civonamzuk
May 21, 2015

#1**+10 **

I'll give this one a try....these are always interesting......Each circle has an area of pi....so the middle area must be pi/2

See the following pic....

Let circle A be centered at (0, 0)

We need to first solve this.....

Area of sector ABECA - area of triangle ABC = pi/4 so we have

(1/2)[Θ - sin(Θ)] = pi/4.......with a lttle help from WolframAlpha...Θ = about 2.30988 rads = about 132.3463751816785913° ...and (1/2) of this = 66.17318759083929565°

So the point B is given by :

[ cos(66.17318759083929565°), sin (66.17318759083929565°) ] = (0.403973421087, 0.914770722671)

And by symmetry, circle B is centered at twice the distance from A to G = point D =

( 2*.403973421087, 0) = ( 0.807946842174 , 0 )

So the distance between the circles' centers is just 2AG = AD = about .808

Proof.....area between segment BC and arc BEC of circle A =

Which is about pi/4.......and by symmetry....this is the same area between segment BC and arc BFC of circle

B.......so 2(pi/4) = pi/2

CPhill
May 21, 2015

#1**+10 **

Best Answer

I'll give this one a try....these are always interesting......Each circle has an area of pi....so the middle area must be pi/2

See the following pic....

Let circle A be centered at (0, 0)

We need to first solve this.....

Area of sector ABECA - area of triangle ABC = pi/4 so we have

(1/2)[Θ - sin(Θ)] = pi/4.......with a lttle help from WolframAlpha...Θ = about 2.30988 rads = about 132.3463751816785913° ...and (1/2) of this = 66.17318759083929565°

So the point B is given by :

[ cos(66.17318759083929565°), sin (66.17318759083929565°) ] = (0.403973421087, 0.914770722671)

And by symmetry, circle B is centered at twice the distance from A to G = point D =

( 2*.403973421087, 0) = ( 0.807946842174 , 0 )

So the distance between the circles' centers is just 2AG = AD = about .808

Proof.....area between segment BC and arc BEC of circle A =
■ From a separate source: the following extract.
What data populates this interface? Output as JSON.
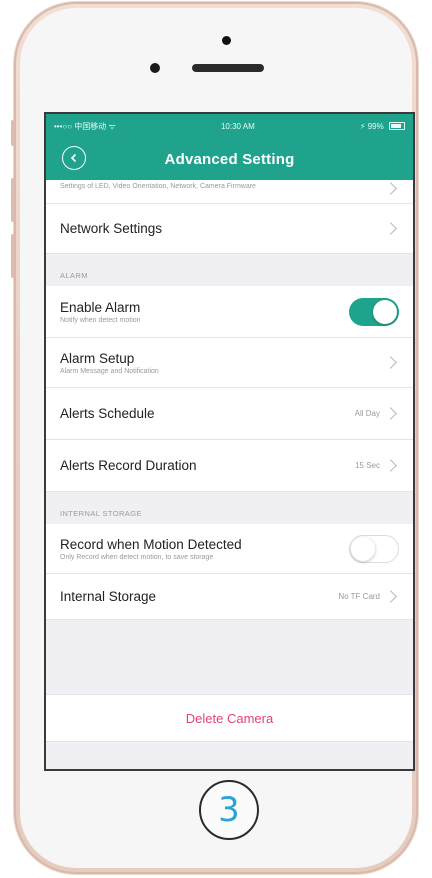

Which is about pi/4.......and by symmetry....this is the same area between segment BC and arc BFC of circle

B.......so 2(pi/4) = pi/2

CPhill
May 21, 2015